What to do
Repeat exactly the lines below, from the line containing "Parse this screenshot: output" through the last line, both included. Leave out any pictures.

*** Data under study Section Begins ***

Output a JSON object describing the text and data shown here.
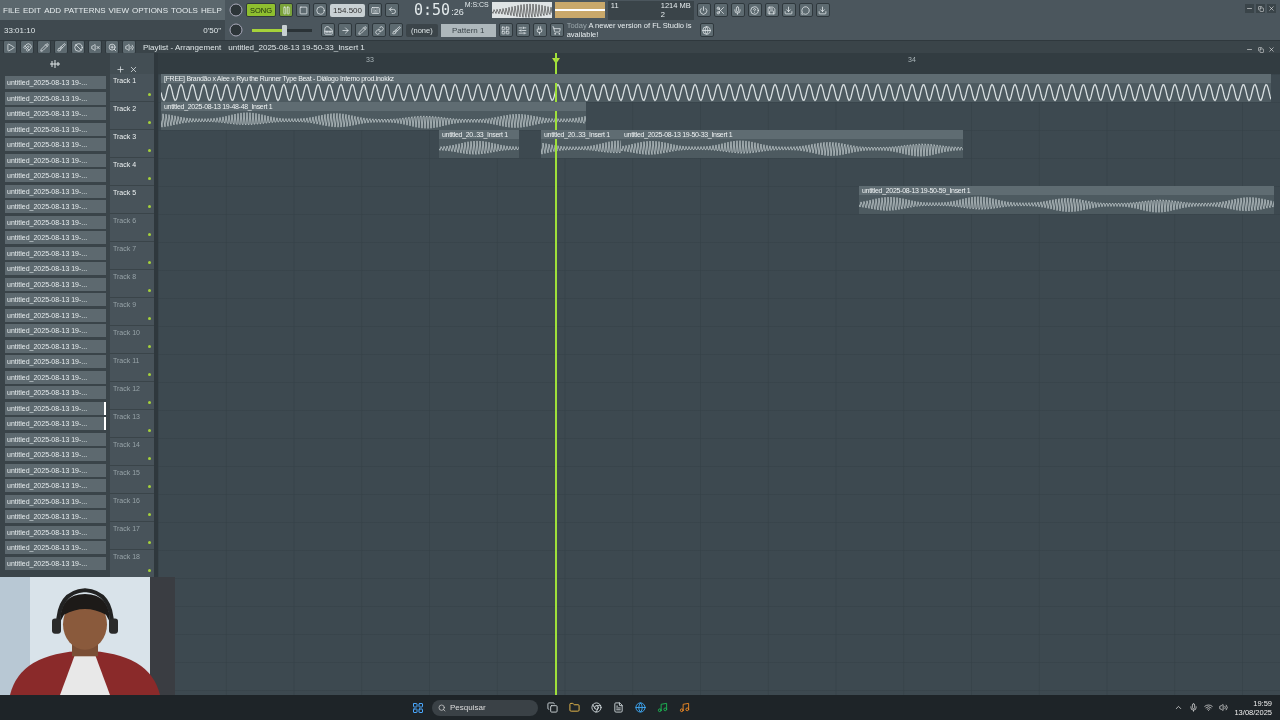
{
  "menu": [
    "FILE",
    "EDIT",
    "ADD",
    "PATTERNS",
    "VIEW",
    "OPTIONS",
    "TOOLS",
    "HELP"
  ],
  "song_position": "33:01:10",
  "hint_time": "0'50\"",
  "transport": {
    "mode_label": "SONG",
    "song_mode": true,
    "tempo": "154.500"
  },
  "master_volume": {
    "level": 0.55
  },
  "time_display": {
    "main": "0:50",
    "sub": ":26",
    "unit": "M:S:CS"
  },
  "cpu": {
    "value": "11",
    "memory": "1214 MB",
    "polyphony": "2"
  },
  "pattern": {
    "channel": "(none)",
    "name": "Pattern 1"
  },
  "notice": {
    "label": "Today",
    "text": "A newer version of FL Studio is available!"
  },
  "playlist": {
    "title": "Playlist - Arrangement",
    "pattern": "untitled_2025-08-13 19-50-33_Insert 1"
  },
  "ruler": [
    "33",
    "34"
  ],
  "browser_items": [
    {
      "label": "untitled_2025-08-13 19-...",
      "selected": false
    },
    {
      "label": "untitled_2025-08-13 19-...",
      "selected": false
    },
    {
      "label": "untitled_2025-08-13 19-...",
      "selected": false
    },
    {
      "label": "untitled_2025-08-13 19-...",
      "selected": false
    },
    {
      "label": "untitled_2025-08-13 19-...",
      "selected": false
    },
    {
      "label": "untitled_2025-08-13 19-...",
      "selected": false
    },
    {
      "label": "untitled_2025-08-13 19-...",
      "selected": false
    },
    {
      "label": "untitled_2025-08-13 19-...",
      "selected": false
    },
    {
      "label": "untitled_2025-08-13 19-...",
      "selected": false
    },
    {
      "label": "untitled_2025-08-13 19-...",
      "selected": false
    },
    {
      "label": "untitled_2025-08-13 19-...",
      "selected": false
    },
    {
      "label": "untitled_2025-08-13 19-...",
      "selected": false
    },
    {
      "label": "untitled_2025-08-13 19-...",
      "selected": false
    },
    {
      "label": "untitled_2025-08-13 19-...",
      "selected": false
    },
    {
      "label": "untitled_2025-08-13 19-...",
      "selected": false
    },
    {
      "label": "untitled_2025-08-13 19-...",
      "selected": false
    },
    {
      "label": "untitled_2025-08-13 19-...",
      "selected": false
    },
    {
      "label": "untitled_2025-08-13 19-...",
      "selected": false
    },
    {
      "label": "untitled_2025-08-13 19-...",
      "selected": false
    },
    {
      "label": "untitled_2025-08-13 19-...",
      "selected": false
    },
    {
      "label": "untitled_2025-08-13 19-...",
      "selected": false
    },
    {
      "label": "untitled_2025-08-13 19-...",
      "selected": true
    },
    {
      "label": "untitled_2025-08-13 19-...",
      "selected": true
    },
    {
      "label": "untitled_2025-08-13 19-...",
      "selected": false
    },
    {
      "label": "untitled_2025-08-13 19-...",
      "selected": false
    },
    {
      "label": "untitled_2025-08-13 19-...",
      "selected": false
    },
    {
      "label": "untitled_2025-08-13 19-...",
      "selected": false
    },
    {
      "label": "untitled_2025-08-13 19-...",
      "selected": false
    },
    {
      "label": "untitled_2025-08-13 19-...",
      "selected": false
    },
    {
      "label": "untitled_2025-08-13 19-...",
      "selected": false
    },
    {
      "label": "untitled_2025-08-13 19-...",
      "selected": false
    },
    {
      "label": "untitled_2025-08-13 19-...",
      "selected": false
    }
  ],
  "tracks": [
    {
      "name": "Track 1",
      "active": true,
      "clips": [
        {
          "label": "[FREE] Brandão x Alee x Ryu the Runner Type Beat -  Diálogo Interno   prod.inokkz",
          "kind": "tone"
        }
      ]
    },
    {
      "name": "Track 2",
      "active": true,
      "clips": [
        {
          "label": "untitled_2025-08-13 19-48-48_Insert 1",
          "kind": "voice"
        }
      ]
    },
    {
      "name": "Track 3",
      "active": true,
      "clips": [
        {
          "label": "untitled_20..33_Insert 1",
          "kind": "voice"
        },
        {
          "label": "untitled_20..33_Insert 1",
          "kind": "voice"
        },
        {
          "label": "untitled_2025-08-13 19-50-33_Insert 1",
          "kind": "voice"
        }
      ]
    },
    {
      "name": "Track 4",
      "active": true
    },
    {
      "name": "Track 5",
      "active": true,
      "clips": [
        {
          "label": "untitled_2025-08-13 19-50-59_Insert 1",
          "kind": "voice"
        }
      ]
    },
    {
      "name": "Track 6",
      "active": false
    },
    {
      "name": "Track 7",
      "active": false
    },
    {
      "name": "Track 8",
      "active": false
    },
    {
      "name": "Track 9",
      "active": false
    },
    {
      "name": "Track 10",
      "active": false
    },
    {
      "name": "Track 11",
      "active": false
    },
    {
      "name": "Track 12",
      "active": false
    },
    {
      "name": "Track 13",
      "active": false
    },
    {
      "name": "Track 14",
      "active": false
    },
    {
      "name": "Track 15",
      "active": false
    },
    {
      "name": "Track 16",
      "active": false
    },
    {
      "name": "Track 17",
      "active": false
    },
    {
      "name": "Track 18",
      "active": false
    }
  ],
  "taskbar": {
    "search_placeholder": "Pesquisar",
    "time": "19:59",
    "date": "13/08/2025"
  }
}
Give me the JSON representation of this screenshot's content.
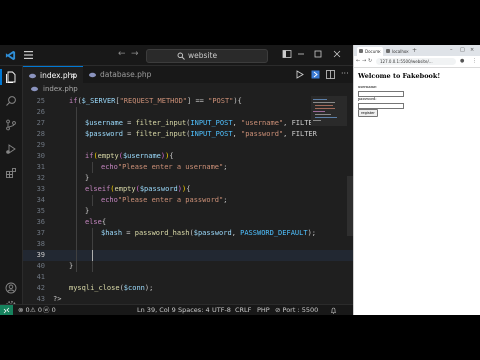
{
  "vscode": {
    "search_text": "website",
    "tabs": [
      {
        "label": "index.php",
        "active": true,
        "close": "×"
      },
      {
        "label": "database.php",
        "active": false
      }
    ],
    "breadcrumb": "index.php",
    "lines": [
      {
        "n": "25",
        "tokens": [
          [
            "k",
            "if"
          ],
          [
            "o",
            "("
          ],
          [
            "v",
            "$_SERVER"
          ],
          [
            "o",
            "["
          ],
          [
            "s",
            "\"REQUEST_METHOD\""
          ],
          [
            "o",
            "] == "
          ],
          [
            "s",
            "\"POST\""
          ],
          [
            "o",
            "){"
          ]
        ],
        "indent": 1
      },
      {
        "n": "26",
        "tokens": [],
        "indent": 0
      },
      {
        "n": "27",
        "tokens": [
          [
            "v",
            "$username"
          ],
          [
            "o",
            " = "
          ],
          [
            "f",
            "filter_input"
          ],
          [
            "o",
            "("
          ],
          [
            "c",
            "INPUT_POST"
          ],
          [
            "o",
            ", "
          ],
          [
            "s",
            "\"username\""
          ],
          [
            "o",
            ", FILTER"
          ]
        ],
        "indent": 2
      },
      {
        "n": "28",
        "tokens": [
          [
            "v",
            "$password"
          ],
          [
            "o",
            " = "
          ],
          [
            "f",
            "filter_input"
          ],
          [
            "o",
            "("
          ],
          [
            "c",
            "INPUT_POST"
          ],
          [
            "o",
            ", "
          ],
          [
            "s",
            "\"password\""
          ],
          [
            "o",
            ", FILTER"
          ]
        ],
        "indent": 2
      },
      {
        "n": "29",
        "tokens": [],
        "indent": 0
      },
      {
        "n": "30",
        "tokens": [
          [
            "k",
            "if"
          ],
          [
            "p",
            "("
          ],
          [
            "f",
            "empty"
          ],
          [
            "b",
            "("
          ],
          [
            "v",
            "$username"
          ],
          [
            "b",
            ")"
          ],
          [
            "p",
            ")"
          ],
          [
            "o",
            "{"
          ]
        ],
        "indent": 2
      },
      {
        "n": "31",
        "tokens": [
          [
            "k",
            "echo"
          ],
          [
            "s",
            "\"Please enter a username\""
          ],
          [
            "o",
            ";"
          ]
        ],
        "indent": 3
      },
      {
        "n": "32",
        "tokens": [
          [
            "o",
            "}"
          ]
        ],
        "indent": 2
      },
      {
        "n": "33",
        "tokens": [
          [
            "k",
            "elseif"
          ],
          [
            "p",
            "("
          ],
          [
            "f",
            "empty"
          ],
          [
            "b",
            "("
          ],
          [
            "v",
            "$password"
          ],
          [
            "b",
            ")"
          ],
          [
            "p",
            ")"
          ],
          [
            "o",
            "{"
          ]
        ],
        "indent": 2
      },
      {
        "n": "34",
        "tokens": [
          [
            "k",
            "echo"
          ],
          [
            "s",
            "\"Please enter a password\""
          ],
          [
            "o",
            ";"
          ]
        ],
        "indent": 3
      },
      {
        "n": "35",
        "tokens": [
          [
            "o",
            "}"
          ]
        ],
        "indent": 2
      },
      {
        "n": "36",
        "tokens": [
          [
            "k",
            "else"
          ],
          [
            "o",
            "{"
          ]
        ],
        "indent": 2
      },
      {
        "n": "37",
        "tokens": [
          [
            "v",
            "$hash"
          ],
          [
            "o",
            " = "
          ],
          [
            "f",
            "password_hash"
          ],
          [
            "o",
            "("
          ],
          [
            "v",
            "$password"
          ],
          [
            "o",
            ", "
          ],
          [
            "c",
            "PASSWORD_DEFAULT"
          ],
          [
            "o",
            ");"
          ]
        ],
        "indent": 3
      },
      {
        "n": "38",
        "tokens": [],
        "indent": 0
      },
      {
        "n": "39",
        "tokens": [],
        "indent": 0,
        "current": true
      },
      {
        "n": "40",
        "tokens": [
          [
            "o",
            "}"
          ]
        ],
        "indent": 1
      },
      {
        "n": "41",
        "tokens": [],
        "indent": 0
      },
      {
        "n": "42",
        "tokens": [
          [
            "f",
            "mysqli_close"
          ],
          [
            "o",
            "("
          ],
          [
            "v",
            "$conn"
          ],
          [
            "o",
            ");"
          ]
        ],
        "indent": 1
      },
      {
        "n": "43",
        "tokens": [
          [
            "o",
            "?>"
          ]
        ],
        "indent": 0
      }
    ],
    "status": {
      "errors": "⊗ 0",
      "warnings": "⚠ 0",
      "ports": "ⓦ 0",
      "position": "Ln 39, Col 9",
      "spaces": "Spaces: 4",
      "encoding": "UTF-8",
      "eol": "CRLF",
      "language": "PHP",
      "port": "⊘ Port : 5500"
    },
    "accent_color": "#0078d4"
  },
  "browser": {
    "tabs": [
      {
        "label": "Docum",
        "close": "×",
        "active": true
      },
      {
        "label": "localho",
        "close": "×",
        "active": false
      }
    ],
    "new_tab": "+",
    "window_controls": [
      "–",
      "□",
      "×"
    ],
    "url": "127.0.0.1:5500/website/...",
    "page": {
      "heading": "Welcome to Fakebook!",
      "username_label": "username:",
      "password_label": "password:",
      "submit_label": "register"
    }
  }
}
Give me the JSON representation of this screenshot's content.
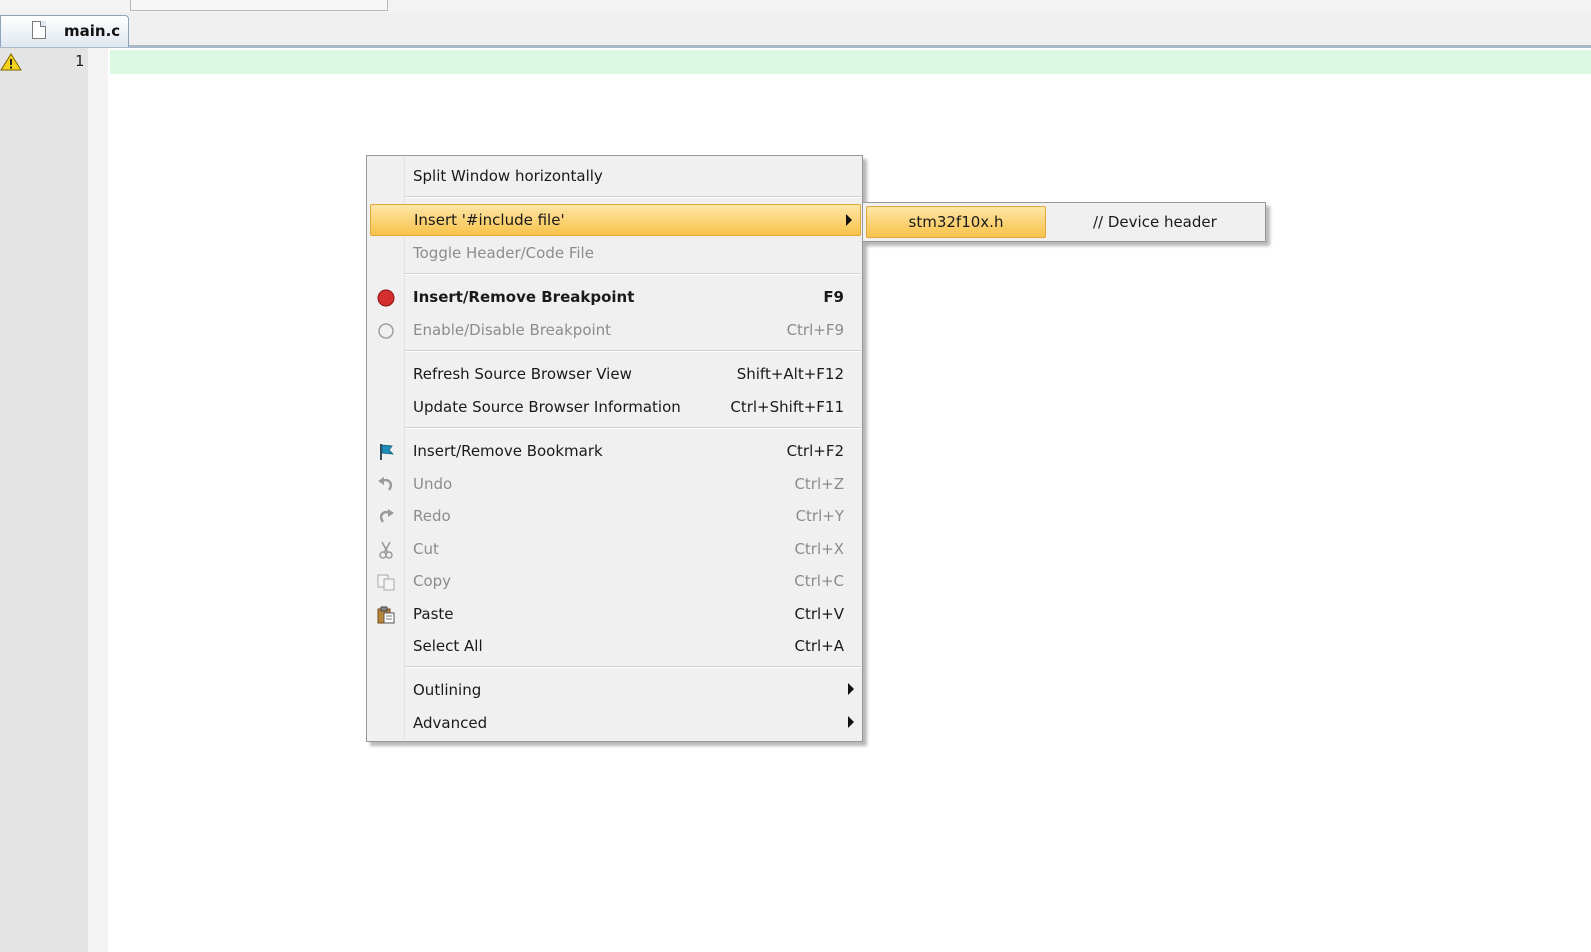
{
  "editor": {
    "tab": {
      "label": "main.c",
      "icon": "document-icon"
    },
    "line_numbers": [
      "1"
    ],
    "gutter_icon": "warning-icon",
    "current_line_color": "#dcfae3"
  },
  "context_menu": {
    "items": [
      {
        "label": "Split Window horizontally",
        "shortcut": "",
        "state": "enabled"
      },
      {
        "label": "Insert '#include file'",
        "shortcut": "",
        "state": "highlighted",
        "submenu": true
      },
      {
        "label": "Toggle Header/Code File",
        "shortcut": "",
        "state": "disabled"
      },
      {
        "label": "Insert/Remove Breakpoint",
        "shortcut": "F9",
        "state": "bold",
        "icon": "breakpoint-icon"
      },
      {
        "label": "Enable/Disable Breakpoint",
        "shortcut": "Ctrl+F9",
        "state": "disabled",
        "icon": "breakpoint-outline-icon"
      },
      {
        "label": "Refresh Source Browser View",
        "shortcut": "Shift+Alt+F12",
        "state": "enabled"
      },
      {
        "label": "Update Source Browser Information",
        "shortcut": "Ctrl+Shift+F11",
        "state": "enabled"
      },
      {
        "label": "Insert/Remove Bookmark",
        "shortcut": "Ctrl+F2",
        "state": "enabled",
        "icon": "bookmark-flag-icon"
      },
      {
        "label": "Undo",
        "shortcut": "Ctrl+Z",
        "state": "disabled",
        "icon": "undo-icon"
      },
      {
        "label": "Redo",
        "shortcut": "Ctrl+Y",
        "state": "disabled",
        "icon": "redo-icon"
      },
      {
        "label": "Cut",
        "shortcut": "Ctrl+X",
        "state": "disabled",
        "icon": "scissors-icon"
      },
      {
        "label": "Copy",
        "shortcut": "Ctrl+C",
        "state": "disabled",
        "icon": "copy-icon"
      },
      {
        "label": "Paste",
        "shortcut": "Ctrl+V",
        "state": "enabled",
        "icon": "paste-icon"
      },
      {
        "label": "Select All",
        "shortcut": "Ctrl+A",
        "state": "enabled"
      },
      {
        "label": "Outlining",
        "shortcut": "",
        "state": "enabled",
        "submenu": true
      },
      {
        "label": "Advanced",
        "shortcut": "",
        "state": "enabled",
        "submenu": true
      }
    ]
  },
  "include_submenu": {
    "file": "stm32f10x.h",
    "comment": "// Device header"
  },
  "colors": {
    "highlight_top": "#fde6a6",
    "highlight_bottom": "#f8c24a",
    "breakpoint_red": "#d32f2f",
    "disabled_text": "#8c8c8c"
  }
}
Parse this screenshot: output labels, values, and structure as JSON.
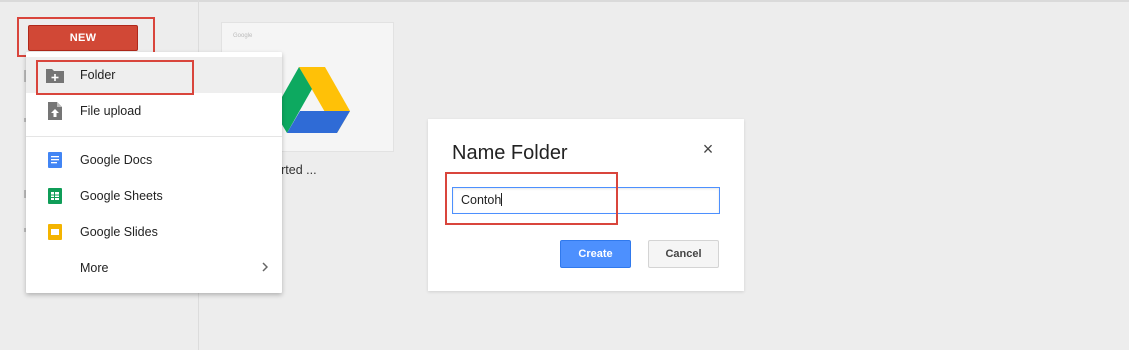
{
  "toolbar": {
    "new_label": "NEW"
  },
  "menu": {
    "items": [
      {
        "label": "Folder",
        "icon": "folder-plus-icon"
      },
      {
        "label": "File upload",
        "icon": "file-upload-icon"
      },
      {
        "label": "Google Docs",
        "icon": "google-docs-icon"
      },
      {
        "label": "Google Sheets",
        "icon": "google-sheets-icon"
      },
      {
        "label": "Google Slides",
        "icon": "google-slides-icon"
      },
      {
        "label": "More",
        "icon": "chevron-right-icon"
      }
    ]
  },
  "file_card": {
    "small_text": "Google",
    "caption": "y to get started ..."
  },
  "dialog": {
    "title": "Name Folder",
    "close_symbol": "×",
    "input_value": "Contoh",
    "create_label": "Create",
    "cancel_label": "Cancel"
  },
  "colors": {
    "new_button": "#d14836",
    "create_button": "#4d90fe",
    "highlight": "#d9453c",
    "docs": "#4285f4",
    "sheets": "#0f9d58",
    "slides": "#f4b400"
  }
}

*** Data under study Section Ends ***

Output of the exercise
Parse this screenshot: output labels, values, and structure as JSON.
{
  "toolbar": {
    "new_label": "NEW"
  },
  "menu": {
    "items": [
      {
        "label": "Folder",
        "icon": "folder-plus-icon"
      },
      {
        "label": "File upload",
        "icon": "file-upload-icon"
      },
      {
        "label": "Google Docs",
        "icon": "google-docs-icon"
      },
      {
        "label": "Google Sheets",
        "icon": "google-sheets-icon"
      },
      {
        "label": "Google Slides",
        "icon": "google-slides-icon"
      },
      {
        "label": "More",
        "icon": "chevron-right-icon"
      }
    ]
  },
  "file_card": {
    "small_text": "Google",
    "caption": "y to get started ..."
  },
  "dialog": {
    "title": "Name Folder",
    "close_symbol": "×",
    "input_value": "Contoh",
    "create_label": "Create",
    "cancel_label": "Cancel"
  },
  "colors": {
    "new_button": "#d14836",
    "create_button": "#4d90fe",
    "highlight": "#d9453c",
    "docs": "#4285f4",
    "sheets": "#0f9d58",
    "slides": "#f4b400"
  }
}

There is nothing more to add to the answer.